**EXERCISE REQUIREMENTS**
In the listing, find every line that has the string "completed" and copy it.
====
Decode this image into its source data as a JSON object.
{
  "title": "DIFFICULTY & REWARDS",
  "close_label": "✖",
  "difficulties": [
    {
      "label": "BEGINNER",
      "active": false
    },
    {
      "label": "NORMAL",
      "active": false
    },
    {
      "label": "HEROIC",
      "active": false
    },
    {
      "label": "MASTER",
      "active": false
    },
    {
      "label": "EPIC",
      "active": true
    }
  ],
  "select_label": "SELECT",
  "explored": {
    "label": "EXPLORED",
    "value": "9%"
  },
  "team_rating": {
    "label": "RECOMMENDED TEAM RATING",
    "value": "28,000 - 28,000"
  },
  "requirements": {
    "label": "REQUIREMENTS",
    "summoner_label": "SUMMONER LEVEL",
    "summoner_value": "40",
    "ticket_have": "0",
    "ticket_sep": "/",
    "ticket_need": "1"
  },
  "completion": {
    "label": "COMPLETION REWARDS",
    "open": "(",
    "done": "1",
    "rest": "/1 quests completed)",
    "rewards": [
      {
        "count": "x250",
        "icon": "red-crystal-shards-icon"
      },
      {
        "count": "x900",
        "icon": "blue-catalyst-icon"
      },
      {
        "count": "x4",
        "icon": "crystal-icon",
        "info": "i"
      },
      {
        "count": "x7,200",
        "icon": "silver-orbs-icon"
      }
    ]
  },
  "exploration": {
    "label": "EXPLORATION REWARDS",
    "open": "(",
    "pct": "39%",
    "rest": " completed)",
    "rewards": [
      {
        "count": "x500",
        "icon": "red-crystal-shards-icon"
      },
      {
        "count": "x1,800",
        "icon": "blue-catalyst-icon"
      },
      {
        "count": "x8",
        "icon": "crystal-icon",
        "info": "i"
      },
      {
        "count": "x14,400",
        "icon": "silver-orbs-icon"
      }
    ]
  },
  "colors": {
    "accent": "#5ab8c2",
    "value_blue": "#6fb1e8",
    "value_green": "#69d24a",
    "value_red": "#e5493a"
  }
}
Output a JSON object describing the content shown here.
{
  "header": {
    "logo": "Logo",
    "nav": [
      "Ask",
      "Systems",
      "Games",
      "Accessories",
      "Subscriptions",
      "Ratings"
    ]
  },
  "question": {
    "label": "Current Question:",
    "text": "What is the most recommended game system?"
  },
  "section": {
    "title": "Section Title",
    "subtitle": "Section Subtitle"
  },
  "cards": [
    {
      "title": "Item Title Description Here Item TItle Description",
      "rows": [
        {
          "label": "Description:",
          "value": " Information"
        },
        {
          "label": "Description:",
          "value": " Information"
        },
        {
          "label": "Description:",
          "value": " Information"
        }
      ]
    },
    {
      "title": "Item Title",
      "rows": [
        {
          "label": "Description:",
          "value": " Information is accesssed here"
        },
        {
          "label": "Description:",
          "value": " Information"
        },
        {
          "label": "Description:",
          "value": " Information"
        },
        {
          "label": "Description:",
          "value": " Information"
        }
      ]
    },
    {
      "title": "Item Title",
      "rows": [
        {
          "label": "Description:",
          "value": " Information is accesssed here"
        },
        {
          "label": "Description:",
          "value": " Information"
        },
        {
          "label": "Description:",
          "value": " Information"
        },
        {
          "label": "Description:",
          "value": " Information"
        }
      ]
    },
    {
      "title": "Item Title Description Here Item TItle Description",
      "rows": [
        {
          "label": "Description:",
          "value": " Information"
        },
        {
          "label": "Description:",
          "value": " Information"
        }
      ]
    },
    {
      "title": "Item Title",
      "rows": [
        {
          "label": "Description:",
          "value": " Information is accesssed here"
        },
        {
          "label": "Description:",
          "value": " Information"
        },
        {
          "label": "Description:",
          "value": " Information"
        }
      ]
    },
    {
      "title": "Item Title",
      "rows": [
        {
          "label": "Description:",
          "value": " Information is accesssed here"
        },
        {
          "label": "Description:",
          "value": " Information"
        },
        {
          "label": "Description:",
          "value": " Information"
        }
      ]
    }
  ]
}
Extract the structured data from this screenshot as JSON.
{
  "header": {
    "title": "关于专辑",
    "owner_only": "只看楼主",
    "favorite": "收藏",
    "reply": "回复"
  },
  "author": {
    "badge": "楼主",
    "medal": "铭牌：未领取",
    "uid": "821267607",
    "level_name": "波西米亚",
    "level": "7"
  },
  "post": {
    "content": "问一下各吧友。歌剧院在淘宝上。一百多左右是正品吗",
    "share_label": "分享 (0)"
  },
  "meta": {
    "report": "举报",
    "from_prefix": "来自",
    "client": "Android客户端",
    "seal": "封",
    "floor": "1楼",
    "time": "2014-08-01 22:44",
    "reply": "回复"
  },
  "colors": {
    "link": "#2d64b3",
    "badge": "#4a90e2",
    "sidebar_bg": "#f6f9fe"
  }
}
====
**YOUR RESPONSE**
    "rest": "/1 quests completed)",
    "rest": " completed)",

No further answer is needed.